The US Military has some huge databases online. A few of them contain extensive historical records of military actions, and reports by, or about, individual soldiers, platoons, units, companies and every other category used by the Army, Navy, Air Force, and Marines (and the Reserves, Coast Guard, etc). These are available to the public, and they're free.
Perhaps it's no surprise that these datasets are also rather bureaucratic and not the most user-friendly. Maybe that's why they're not often used by genealogists or those casually searching for family history records. But still...they contain so much information that they are definitely worth a look. So, without further ado...
The Army Heritage Collection Online is a military history website that is both a pointer system to offline records, as well as a large library of digitized information that is fully searchable. There's an incredible assortment here: oral histories, field reports, letters and diaries, memoirs, along with a large body of photos and artifacts. Click on Search Digitized Material (near the page bottom) if you want to restrict your results to digitized content that is immediately available online. Otherwise, use the Search All option to query both digital and non-digital records.
The Center For Army Lessons Learned is another historical site that is largely available to the general public. This is more of bibliographic system than a way to pull up actual documents, but it's still worth a visit.
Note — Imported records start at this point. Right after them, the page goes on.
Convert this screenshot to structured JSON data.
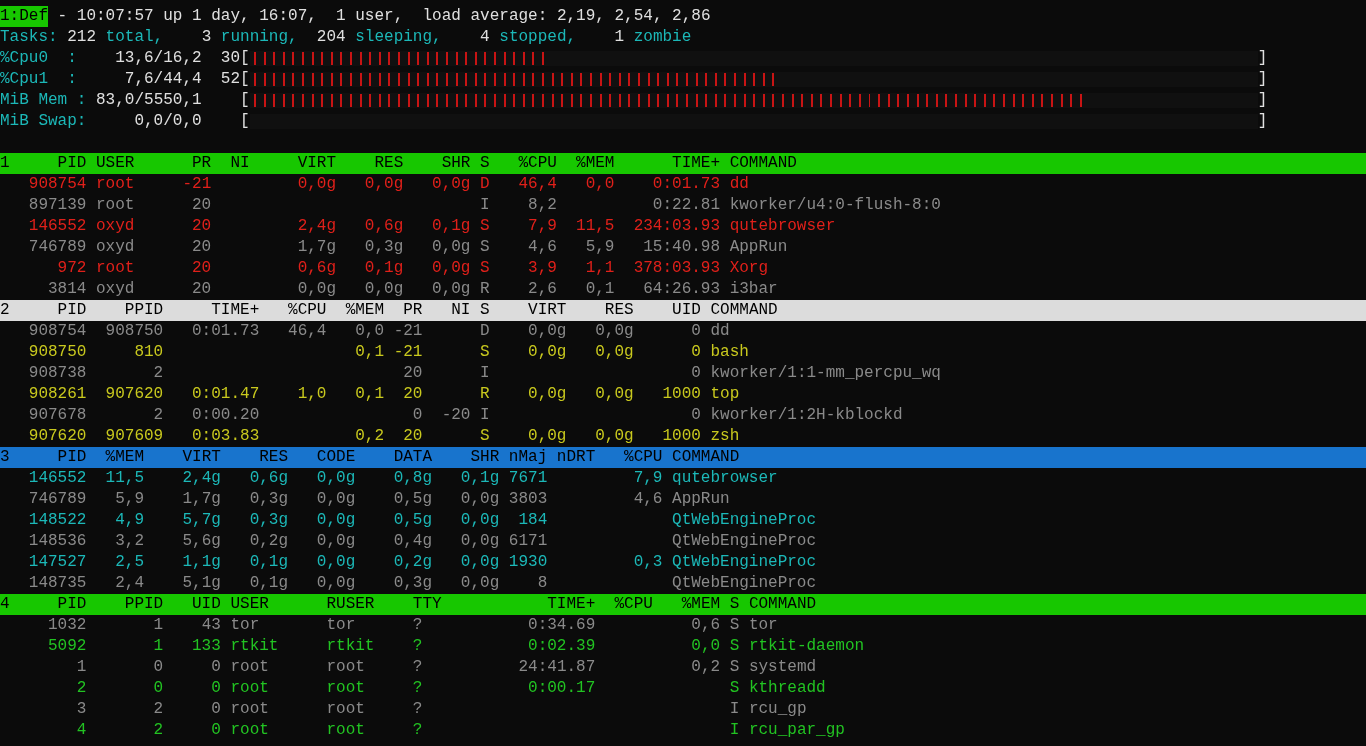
{
  "summary": {
    "window_tag": "1:Def",
    "uptime": "- 10:07:57 up 1 day, 16:07,  1 user,  load average: 2,19, 2,54, 2,86",
    "tasks": {
      "label": "Tasks:",
      "counts": [
        {
          "count": "212",
          "state": "total,"
        },
        {
          "count": "3",
          "state": "running,"
        },
        {
          "count": "204",
          "state": "sleeping,"
        },
        {
          "count": "4",
          "state": "stopped,"
        },
        {
          "count": "1",
          "state": "zombie"
        }
      ]
    },
    "meters": [
      {
        "label": "%Cpu0  :",
        "reading": "13,6/16,2",
        "percent": "30",
        "open": "[",
        "close": "]",
        "level": 0.3
      },
      {
        "label": "%Cpu1  :",
        "reading": "7,6/44,4",
        "percent": "52",
        "open": "[",
        "close": "]",
        "level": 0.52
      },
      {
        "label": "MiB Mem :",
        "reading": "83,0/5550,1",
        "open": "[",
        "close": "]",
        "level": 0.83
      },
      {
        "label": "MiB Swap:",
        "reading": "0,0/0,0",
        "open": "[",
        "close": "]",
        "level": 0
      }
    ]
  },
  "tables": [
    {
      "number": "1",
      "color": "#e0201a",
      "columns": [
        "PID",
        "USER",
        "PR",
        "NI",
        "VIRT",
        "RES",
        "SHR",
        "S",
        "%CPU",
        "%MEM",
        "TIME+",
        "COMMAND"
      ],
      "rows": [
        {
          "dim": false,
          "cells": [
            "908754",
            "root",
            "-21",
            null,
            "0,0g",
            "0,0g",
            "0,0g",
            "D",
            "46,4",
            "0,0",
            "0:01.73",
            "dd"
          ]
        },
        {
          "dim": true,
          "cells": [
            "897139",
            "root",
            "20",
            null,
            null,
            null,
            null,
            "I",
            "8,2",
            null,
            "0:22.81",
            "kworker/u4:0-flush-8:0"
          ]
        },
        {
          "dim": false,
          "cells": [
            "146552",
            "oxyd",
            "20",
            null,
            "2,4g",
            "0,6g",
            "0,1g",
            "S",
            "7,9",
            "11,5",
            "234:03.93",
            "qutebrowser"
          ]
        },
        {
          "dim": true,
          "cells": [
            "746789",
            "oxyd",
            "20",
            null,
            "1,7g",
            "0,3g",
            "0,0g",
            "S",
            "4,6",
            "5,9",
            "15:40.98",
            "AppRun"
          ]
        },
        {
          "dim": false,
          "cells": [
            "972",
            "root",
            "20",
            null,
            "0,6g",
            "0,1g",
            "0,0g",
            "S",
            "3,9",
            "1,1",
            "378:03.93",
            "Xorg"
          ]
        },
        {
          "dim": true,
          "cells": [
            "3814",
            "oxyd",
            "20",
            null,
            "0,0g",
            "0,0g",
            "0,0g",
            "R",
            "2,6",
            "0,1",
            "64:26.93",
            "i3bar"
          ]
        }
      ]
    },
    {
      "number": "2",
      "color": "#c9c91e",
      "columns": [
        "PID",
        "PPID",
        "TIME+",
        "%CPU",
        "%MEM",
        "PR",
        "NI",
        "S",
        "VIRT",
        "RES",
        "UID",
        "COMMAND"
      ],
      "rows": [
        {
          "dim": true,
          "cells": [
            "908754",
            "908750",
            "0:01.73",
            "46,4",
            "0,0",
            "-21",
            null,
            "D",
            "0,0g",
            "0,0g",
            "0",
            "dd"
          ]
        },
        {
          "dim": false,
          "cells": [
            "908750",
            "810",
            null,
            null,
            "0,1",
            "-21",
            null,
            "S",
            "0,0g",
            "0,0g",
            "0",
            "bash"
          ]
        },
        {
          "dim": true,
          "cells": [
            "908738",
            "2",
            null,
            null,
            null,
            "20",
            null,
            "I",
            null,
            null,
            "0",
            "kworker/1:1-mm_percpu_wq"
          ]
        },
        {
          "dim": false,
          "cells": [
            "908261",
            "907620",
            "0:01.47",
            "1,0",
            "0,1",
            "20",
            null,
            "R",
            "0,0g",
            "0,0g",
            "1000",
            "top"
          ]
        },
        {
          "dim": true,
          "cells": [
            "907678",
            "2",
            "0:00.20",
            null,
            null,
            "0",
            "-20",
            "I",
            null,
            null,
            "0",
            "kworker/1:2H-kblockd"
          ]
        },
        {
          "dim": false,
          "cells": [
            "907620",
            "907609",
            "0:03.83",
            null,
            "0,2",
            "20",
            null,
            "S",
            "0,0g",
            "0,0g",
            "1000",
            "zsh"
          ]
        }
      ]
    },
    {
      "number": "3",
      "color": "#1cb8b8",
      "columns": [
        "PID",
        "%MEM",
        "VIRT",
        "RES",
        "CODE",
        "DATA",
        "SHR",
        "nMaj",
        "nDRT",
        "%CPU",
        "COMMAND"
      ],
      "rows": [
        {
          "dim": false,
          "cells": [
            "146552",
            "11,5",
            "2,4g",
            "0,6g",
            "0,0g",
            "0,8g",
            "0,1g",
            "7671",
            null,
            "7,9",
            "qutebrowser"
          ]
        },
        {
          "dim": true,
          "cells": [
            "746789",
            "5,9",
            "1,7g",
            "0,3g",
            "0,0g",
            "0,5g",
            "0,0g",
            "3803",
            null,
            "4,6",
            "AppRun"
          ]
        },
        {
          "dim": false,
          "cells": [
            "148522",
            "4,9",
            "5,7g",
            "0,3g",
            "0,0g",
            "0,5g",
            "0,0g",
            "184",
            null,
            null,
            "QtWebEngineProc"
          ]
        },
        {
          "dim": true,
          "cells": [
            "148536",
            "3,2",
            "5,6g",
            "0,2g",
            "0,0g",
            "0,4g",
            "0,0g",
            "6171",
            null,
            null,
            "QtWebEngineProc"
          ]
        },
        {
          "dim": false,
          "cells": [
            "147527",
            "2,5",
            "1,1g",
            "0,1g",
            "0,0g",
            "0,2g",
            "0,0g",
            "1930",
            null,
            "0,3",
            "QtWebEngineProc"
          ]
        },
        {
          "dim": true,
          "cells": [
            "148735",
            "2,4",
            "5,1g",
            "0,1g",
            "0,0g",
            "0,3g",
            "0,0g",
            "8",
            null,
            null,
            "QtWebEngineProc"
          ]
        }
      ]
    },
    {
      "number": "4",
      "color": "#22c322",
      "columns": [
        "PID",
        "PPID",
        "UID",
        "USER",
        "RUSER",
        "TTY",
        "TIME+",
        "%CPU",
        "%MEM",
        "S",
        "COMMAND"
      ],
      "rows": [
        {
          "dim": true,
          "cells": [
            "1032",
            "1",
            "43",
            "tor",
            "tor",
            "?",
            "0:34.69",
            null,
            "0,6",
            "S",
            "tor"
          ]
        },
        {
          "dim": false,
          "cells": [
            "5092",
            "1",
            "133",
            "rtkit",
            "rtkit",
            "?",
            "0:02.39",
            null,
            "0,0",
            "S",
            "rtkit-daemon"
          ]
        },
        {
          "dim": true,
          "cells": [
            "1",
            "0",
            "0",
            "root",
            "root",
            "?",
            "24:41.87",
            null,
            "0,2",
            "S",
            "systemd"
          ]
        },
        {
          "dim": false,
          "cells": [
            "2",
            "0",
            "0",
            "root",
            "root",
            "?",
            "0:00.17",
            null,
            null,
            "S",
            "kthreadd"
          ]
        },
        {
          "dim": true,
          "cells": [
            "3",
            "2",
            "0",
            "root",
            "root",
            "?",
            null,
            null,
            null,
            "I",
            "rcu_gp"
          ]
        },
        {
          "dim": false,
          "cells": [
            "4",
            "2",
            "0",
            "root",
            "root",
            "?",
            null,
            null,
            null,
            "I",
            "rcu_par_gp"
          ]
        }
      ]
    }
  ]
}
Click on CALL Archives, then Public Archives, and then check-off all the databases for a comprehensive search. Hit Query towards the top of the page to begin searching.
I've covered a number of other terrific sources of military information in earlier posts. Have a look at:
- Civil War Soldiers and Sailors
- More Civil War Resources
- World War I and II Enlistments
- Medieval English Soldiers
- Veterans' Gravesites
- British Soldiers of World War I and II
Good luck, everybody.
Visit the main page of Free Genealogical Tools for more, umm, free genealogical tools.
And don't forget to also check for your family history at Ancestry.com and NewspaperArchive.com.These are subscription databases, but they are among the most powerful research tools available for looking into family roots.